The first excerpt represents the past or something you must release, and is drawn from Moran of the Lady Letty by Frank Norris:

Moran merely nodded, as though satisfied with his decision, and added:

"Well, what next, mate?"

"We'll get back to the 'Bertha' now and put to sea as soon as we can catch the tide. I'll send Jim and two of the other men across in the dory with Charlie. The rest of us will go around by the shore. We've got to have a chin-chin with Hoang, if he don't get loose aboard there and fire the boat before we can get back. I don't propose taking these beach-combers back to 'Frisco with us."

"What will we do with the two prisoners?" she asked.

"Let them go; we've got their arms."

The second excerpt represents the present or the deciding factor of the moment, and is drawn from Flame and Shadow by Sara Teasdale:

"A Little While"

A little while when I am gone My life will live in music after me, As spun foam lifted and borne on After the wave is lost in the full sea.

A while these nights and days will burn In song with the bright frailty of foam, Living in light before they turn Back to the nothingness that is their home.

The Garden

My heart is a garden tired with autumn,

The third excerpt represents the future or something you must embrace, and is drawn from Pierre Grassou by Honore de Balzac:

"My dear friend," said Fougeres, "my picture is already condemned; it is not a verdict that I want of you, but the cause of that verdict."

"Well--you paint gray and sombre; you see nature being a crape veil; your drawing is heavy, pasty; your composition is a medley of Greuze, who only redeemed his defects by the qualities which you lack."

While detailing these faults of the picture Schinner saw on Fougeres' face so deep an expression of sadness that he carried him off to dinner and tried to console him.
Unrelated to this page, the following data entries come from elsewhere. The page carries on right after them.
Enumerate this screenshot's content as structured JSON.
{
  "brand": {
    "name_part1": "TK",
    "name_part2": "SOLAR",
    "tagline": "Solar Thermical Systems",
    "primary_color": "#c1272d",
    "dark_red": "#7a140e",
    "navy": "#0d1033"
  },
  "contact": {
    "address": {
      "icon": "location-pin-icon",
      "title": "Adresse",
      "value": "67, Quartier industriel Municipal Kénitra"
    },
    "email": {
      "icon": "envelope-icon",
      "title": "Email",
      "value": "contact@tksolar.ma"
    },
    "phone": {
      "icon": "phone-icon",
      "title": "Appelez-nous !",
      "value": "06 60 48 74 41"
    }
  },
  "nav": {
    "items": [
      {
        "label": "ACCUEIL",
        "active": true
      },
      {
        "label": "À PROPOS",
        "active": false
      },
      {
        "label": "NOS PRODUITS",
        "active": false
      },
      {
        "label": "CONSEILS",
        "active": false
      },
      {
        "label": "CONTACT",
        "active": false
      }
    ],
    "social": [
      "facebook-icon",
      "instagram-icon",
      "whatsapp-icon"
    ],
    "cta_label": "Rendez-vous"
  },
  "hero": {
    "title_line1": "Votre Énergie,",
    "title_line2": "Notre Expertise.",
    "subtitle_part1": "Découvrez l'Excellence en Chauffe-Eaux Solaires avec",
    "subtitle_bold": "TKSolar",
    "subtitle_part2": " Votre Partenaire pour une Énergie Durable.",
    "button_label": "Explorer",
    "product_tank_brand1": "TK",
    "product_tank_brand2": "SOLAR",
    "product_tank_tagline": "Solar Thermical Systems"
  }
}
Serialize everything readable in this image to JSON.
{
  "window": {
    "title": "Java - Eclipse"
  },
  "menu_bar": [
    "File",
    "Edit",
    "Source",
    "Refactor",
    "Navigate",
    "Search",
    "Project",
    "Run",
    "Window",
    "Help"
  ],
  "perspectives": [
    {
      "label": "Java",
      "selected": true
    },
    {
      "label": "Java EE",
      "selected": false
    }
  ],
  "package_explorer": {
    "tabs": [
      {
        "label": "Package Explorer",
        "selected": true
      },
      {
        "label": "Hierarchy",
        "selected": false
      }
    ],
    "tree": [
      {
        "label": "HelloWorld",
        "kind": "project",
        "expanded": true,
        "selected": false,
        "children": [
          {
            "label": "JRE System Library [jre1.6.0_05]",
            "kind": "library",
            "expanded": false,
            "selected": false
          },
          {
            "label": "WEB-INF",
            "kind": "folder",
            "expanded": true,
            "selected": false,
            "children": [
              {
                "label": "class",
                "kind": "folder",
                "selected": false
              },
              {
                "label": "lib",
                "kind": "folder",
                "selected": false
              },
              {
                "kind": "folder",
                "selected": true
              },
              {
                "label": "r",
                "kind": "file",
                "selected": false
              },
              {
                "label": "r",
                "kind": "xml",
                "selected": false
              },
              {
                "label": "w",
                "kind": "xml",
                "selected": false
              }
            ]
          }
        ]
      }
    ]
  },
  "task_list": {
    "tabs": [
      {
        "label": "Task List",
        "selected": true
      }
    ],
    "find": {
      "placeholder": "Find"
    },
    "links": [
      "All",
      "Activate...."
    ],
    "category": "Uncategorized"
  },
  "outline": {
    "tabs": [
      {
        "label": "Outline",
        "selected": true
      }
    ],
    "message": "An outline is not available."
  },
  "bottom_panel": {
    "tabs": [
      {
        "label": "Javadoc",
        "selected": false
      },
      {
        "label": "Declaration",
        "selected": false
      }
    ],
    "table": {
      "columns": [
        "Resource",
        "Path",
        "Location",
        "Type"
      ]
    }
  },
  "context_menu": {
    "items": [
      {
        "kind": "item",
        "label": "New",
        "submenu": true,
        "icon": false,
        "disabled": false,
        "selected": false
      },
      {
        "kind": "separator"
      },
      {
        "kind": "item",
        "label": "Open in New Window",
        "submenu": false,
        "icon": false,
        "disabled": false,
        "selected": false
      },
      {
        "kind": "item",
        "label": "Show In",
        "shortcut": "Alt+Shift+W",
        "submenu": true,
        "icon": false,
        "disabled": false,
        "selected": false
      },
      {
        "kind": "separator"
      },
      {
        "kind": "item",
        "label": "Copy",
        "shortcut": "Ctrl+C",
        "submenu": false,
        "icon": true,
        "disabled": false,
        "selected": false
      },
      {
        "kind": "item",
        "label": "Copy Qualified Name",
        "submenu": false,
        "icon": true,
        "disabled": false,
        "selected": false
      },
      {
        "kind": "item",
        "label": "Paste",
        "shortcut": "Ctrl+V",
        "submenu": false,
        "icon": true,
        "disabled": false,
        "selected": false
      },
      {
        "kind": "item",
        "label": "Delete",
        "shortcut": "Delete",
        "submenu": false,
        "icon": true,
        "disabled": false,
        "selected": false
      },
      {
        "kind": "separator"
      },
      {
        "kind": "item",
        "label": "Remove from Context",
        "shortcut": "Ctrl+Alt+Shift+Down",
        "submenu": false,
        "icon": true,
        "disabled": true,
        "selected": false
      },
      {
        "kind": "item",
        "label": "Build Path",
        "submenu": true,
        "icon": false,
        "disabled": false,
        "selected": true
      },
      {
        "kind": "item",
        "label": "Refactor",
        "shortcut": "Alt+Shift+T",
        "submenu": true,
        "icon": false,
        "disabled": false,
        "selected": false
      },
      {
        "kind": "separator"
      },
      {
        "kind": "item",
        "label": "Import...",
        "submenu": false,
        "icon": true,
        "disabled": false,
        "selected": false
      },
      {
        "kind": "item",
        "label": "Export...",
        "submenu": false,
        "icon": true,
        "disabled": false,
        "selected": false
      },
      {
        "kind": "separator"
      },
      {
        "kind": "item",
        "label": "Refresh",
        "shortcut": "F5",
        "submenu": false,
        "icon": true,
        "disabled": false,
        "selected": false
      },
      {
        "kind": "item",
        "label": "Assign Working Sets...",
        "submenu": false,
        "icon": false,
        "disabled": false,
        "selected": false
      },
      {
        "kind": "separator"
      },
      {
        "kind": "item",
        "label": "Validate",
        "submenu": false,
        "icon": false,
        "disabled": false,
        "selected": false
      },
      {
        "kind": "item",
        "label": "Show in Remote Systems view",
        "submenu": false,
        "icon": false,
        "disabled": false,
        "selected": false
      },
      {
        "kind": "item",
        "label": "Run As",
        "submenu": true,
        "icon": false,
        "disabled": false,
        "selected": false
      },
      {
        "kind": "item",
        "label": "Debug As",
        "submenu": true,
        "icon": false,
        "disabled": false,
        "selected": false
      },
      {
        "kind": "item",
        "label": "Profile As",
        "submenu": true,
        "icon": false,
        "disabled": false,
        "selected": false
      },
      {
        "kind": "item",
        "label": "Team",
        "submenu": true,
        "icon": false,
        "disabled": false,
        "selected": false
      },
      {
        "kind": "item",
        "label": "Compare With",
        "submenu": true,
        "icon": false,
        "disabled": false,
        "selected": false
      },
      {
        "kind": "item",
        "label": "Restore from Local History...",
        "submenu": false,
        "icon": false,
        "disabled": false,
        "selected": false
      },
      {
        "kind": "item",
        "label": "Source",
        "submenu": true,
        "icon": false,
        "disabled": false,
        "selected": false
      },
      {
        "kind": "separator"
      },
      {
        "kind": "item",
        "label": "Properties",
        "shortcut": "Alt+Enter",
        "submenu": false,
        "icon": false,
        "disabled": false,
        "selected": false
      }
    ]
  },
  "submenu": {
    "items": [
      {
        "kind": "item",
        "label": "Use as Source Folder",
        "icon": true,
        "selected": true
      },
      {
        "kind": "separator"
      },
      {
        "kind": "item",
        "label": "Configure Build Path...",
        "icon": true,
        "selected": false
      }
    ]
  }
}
The next morning at seven o'clock Fougeres was at his easel working over the rejected picture; he warmed the colors; he made the corrections suggested by Schinner, he touched up his figures. Then, disgusted with such patching, he carried the